Under the guidance of our traveling professor, Clelia, I learned that everything is a text. For example, my assignments included, “Read: water,” and, “Read: your hands.” So, I not only thought critically about our readings and lectures, but also about the entire world around me. Unlearning happened in the classroom, on site visits, at our beloved hangout spot, Base Camp, walking through Patan Durbar Square, and everywhere in between. As Clelia often says, “The personal is political,” and the content of our courses–the caste system, citizenship, women’s rights, the Nepali Constitution, and more–manifests itself in each person, place, and interaction we encounter.
Thank you so much to the incredible faculty and staff that helped me question, learn, and unlearn during my time in Nepal.
“Nepal is Colorful”
Nepal, “Was it amazing?”, “Did it change your life?”, “What was your favorite part?”. I do not know. I cannot represent a country to someone else. I cannot represent the country I call home to someone else. I was in Kathmandu for one month. I am no authority or expert just because I was there. A letter home about Nepal… What I will share is that Kathmandu has an energy. I felt it every day I was there. People are alive. Kathmandu is in motion and I was alive and in motion too. Simultaneously, dogs, people, taxis, motorbikes, bicycles and cart vendors move through the streets. I was always amazed that everyone, including myself, made it to where they needed to go in the end. On my walk to school every day, I moved among the hustle and bustle, among the energy of the city. Every day, I saw something new on that walk. One day it was a colorful fence adorning the top of a building I had passed by for weeks and another day it was a little shrine tucked just outside of the street and all of it chaos. Kathmandu is full of layers and I only peeled back a few while I was there. I went back to my homestay one day and commented to my homestay sister, “The buildings are all different colors,” to which she responded, “Nepal is colorful!”

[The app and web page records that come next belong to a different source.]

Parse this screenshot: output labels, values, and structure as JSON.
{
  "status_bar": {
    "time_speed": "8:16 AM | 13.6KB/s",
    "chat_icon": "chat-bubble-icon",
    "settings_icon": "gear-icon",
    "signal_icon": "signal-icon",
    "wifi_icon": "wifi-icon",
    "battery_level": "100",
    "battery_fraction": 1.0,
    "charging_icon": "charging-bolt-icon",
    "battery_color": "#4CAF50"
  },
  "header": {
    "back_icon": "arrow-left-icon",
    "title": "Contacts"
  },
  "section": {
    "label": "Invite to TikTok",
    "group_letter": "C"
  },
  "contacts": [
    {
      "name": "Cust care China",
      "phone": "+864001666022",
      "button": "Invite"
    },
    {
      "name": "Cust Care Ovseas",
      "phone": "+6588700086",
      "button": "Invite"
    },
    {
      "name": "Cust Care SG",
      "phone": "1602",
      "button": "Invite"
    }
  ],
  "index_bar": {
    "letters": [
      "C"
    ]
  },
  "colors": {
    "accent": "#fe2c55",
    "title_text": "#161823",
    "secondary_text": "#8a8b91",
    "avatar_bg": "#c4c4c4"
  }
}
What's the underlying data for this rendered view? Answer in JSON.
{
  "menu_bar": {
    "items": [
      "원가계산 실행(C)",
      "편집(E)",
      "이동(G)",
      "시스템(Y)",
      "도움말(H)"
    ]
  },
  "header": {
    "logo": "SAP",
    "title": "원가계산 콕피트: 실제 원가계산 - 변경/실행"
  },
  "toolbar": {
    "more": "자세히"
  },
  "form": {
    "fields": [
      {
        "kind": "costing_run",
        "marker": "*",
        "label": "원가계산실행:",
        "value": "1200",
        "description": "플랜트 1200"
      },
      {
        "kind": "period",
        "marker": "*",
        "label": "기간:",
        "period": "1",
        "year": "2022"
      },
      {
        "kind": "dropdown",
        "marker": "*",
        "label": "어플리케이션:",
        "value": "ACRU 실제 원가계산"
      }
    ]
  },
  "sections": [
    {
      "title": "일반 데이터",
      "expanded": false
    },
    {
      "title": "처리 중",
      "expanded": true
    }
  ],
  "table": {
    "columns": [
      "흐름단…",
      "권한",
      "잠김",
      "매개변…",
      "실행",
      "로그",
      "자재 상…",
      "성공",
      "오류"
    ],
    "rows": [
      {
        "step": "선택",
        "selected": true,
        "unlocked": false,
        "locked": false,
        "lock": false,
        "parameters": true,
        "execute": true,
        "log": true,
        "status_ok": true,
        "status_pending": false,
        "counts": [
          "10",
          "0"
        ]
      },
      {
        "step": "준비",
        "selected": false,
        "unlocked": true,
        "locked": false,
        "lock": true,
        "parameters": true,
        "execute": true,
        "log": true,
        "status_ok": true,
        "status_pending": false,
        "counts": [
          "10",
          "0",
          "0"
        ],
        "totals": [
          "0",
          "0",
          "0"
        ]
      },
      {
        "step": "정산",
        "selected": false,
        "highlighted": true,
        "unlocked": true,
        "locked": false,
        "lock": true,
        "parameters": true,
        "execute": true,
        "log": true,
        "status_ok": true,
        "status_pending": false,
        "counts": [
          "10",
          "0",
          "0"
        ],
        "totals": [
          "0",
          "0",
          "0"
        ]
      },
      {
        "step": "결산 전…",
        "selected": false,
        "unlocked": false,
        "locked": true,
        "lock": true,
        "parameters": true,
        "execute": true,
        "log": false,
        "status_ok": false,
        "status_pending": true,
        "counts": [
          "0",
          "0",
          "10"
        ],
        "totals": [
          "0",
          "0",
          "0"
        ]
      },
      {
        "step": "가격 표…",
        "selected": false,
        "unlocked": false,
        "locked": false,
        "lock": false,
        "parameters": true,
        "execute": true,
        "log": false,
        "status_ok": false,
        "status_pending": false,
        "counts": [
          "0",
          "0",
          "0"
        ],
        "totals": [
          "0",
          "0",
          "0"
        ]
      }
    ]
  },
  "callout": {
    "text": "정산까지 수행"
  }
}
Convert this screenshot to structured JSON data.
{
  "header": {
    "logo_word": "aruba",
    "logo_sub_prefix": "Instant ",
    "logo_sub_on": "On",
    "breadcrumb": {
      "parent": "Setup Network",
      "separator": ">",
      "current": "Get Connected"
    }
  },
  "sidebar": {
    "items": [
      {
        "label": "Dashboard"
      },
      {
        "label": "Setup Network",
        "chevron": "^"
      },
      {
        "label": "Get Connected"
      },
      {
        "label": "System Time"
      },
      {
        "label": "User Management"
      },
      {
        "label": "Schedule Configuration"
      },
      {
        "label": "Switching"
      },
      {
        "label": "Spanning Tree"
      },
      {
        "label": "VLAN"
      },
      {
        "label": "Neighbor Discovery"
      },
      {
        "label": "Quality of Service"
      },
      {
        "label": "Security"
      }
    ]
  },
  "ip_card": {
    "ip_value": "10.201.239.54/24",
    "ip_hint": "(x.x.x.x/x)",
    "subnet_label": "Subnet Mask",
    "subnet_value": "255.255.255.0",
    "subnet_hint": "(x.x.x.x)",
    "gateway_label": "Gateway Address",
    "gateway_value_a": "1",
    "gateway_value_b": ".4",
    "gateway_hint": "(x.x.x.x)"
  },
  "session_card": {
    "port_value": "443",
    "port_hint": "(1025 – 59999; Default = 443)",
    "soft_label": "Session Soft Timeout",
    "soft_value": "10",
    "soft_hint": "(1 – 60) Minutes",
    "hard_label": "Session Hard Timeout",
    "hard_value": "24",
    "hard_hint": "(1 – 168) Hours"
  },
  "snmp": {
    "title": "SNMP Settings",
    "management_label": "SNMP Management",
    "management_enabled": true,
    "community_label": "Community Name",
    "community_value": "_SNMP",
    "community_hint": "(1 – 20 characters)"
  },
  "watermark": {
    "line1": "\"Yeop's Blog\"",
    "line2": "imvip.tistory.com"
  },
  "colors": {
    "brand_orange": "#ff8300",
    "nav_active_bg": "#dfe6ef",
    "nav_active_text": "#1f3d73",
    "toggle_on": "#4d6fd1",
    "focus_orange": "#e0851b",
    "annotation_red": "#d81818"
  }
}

The specifics of my time in Kathmandu, the organizations and people I encountered, cannot be explained or really even conveyed to people who were not there in a letter like this. Even among our own group, our experiences were and are very different. I left Nepal with a connection–to many of the people I met and the places I went. I also felt this sense of connection with the understanding that my time was limited and there were many connections I did not make, many people’s names I will not remember and many places I did not go.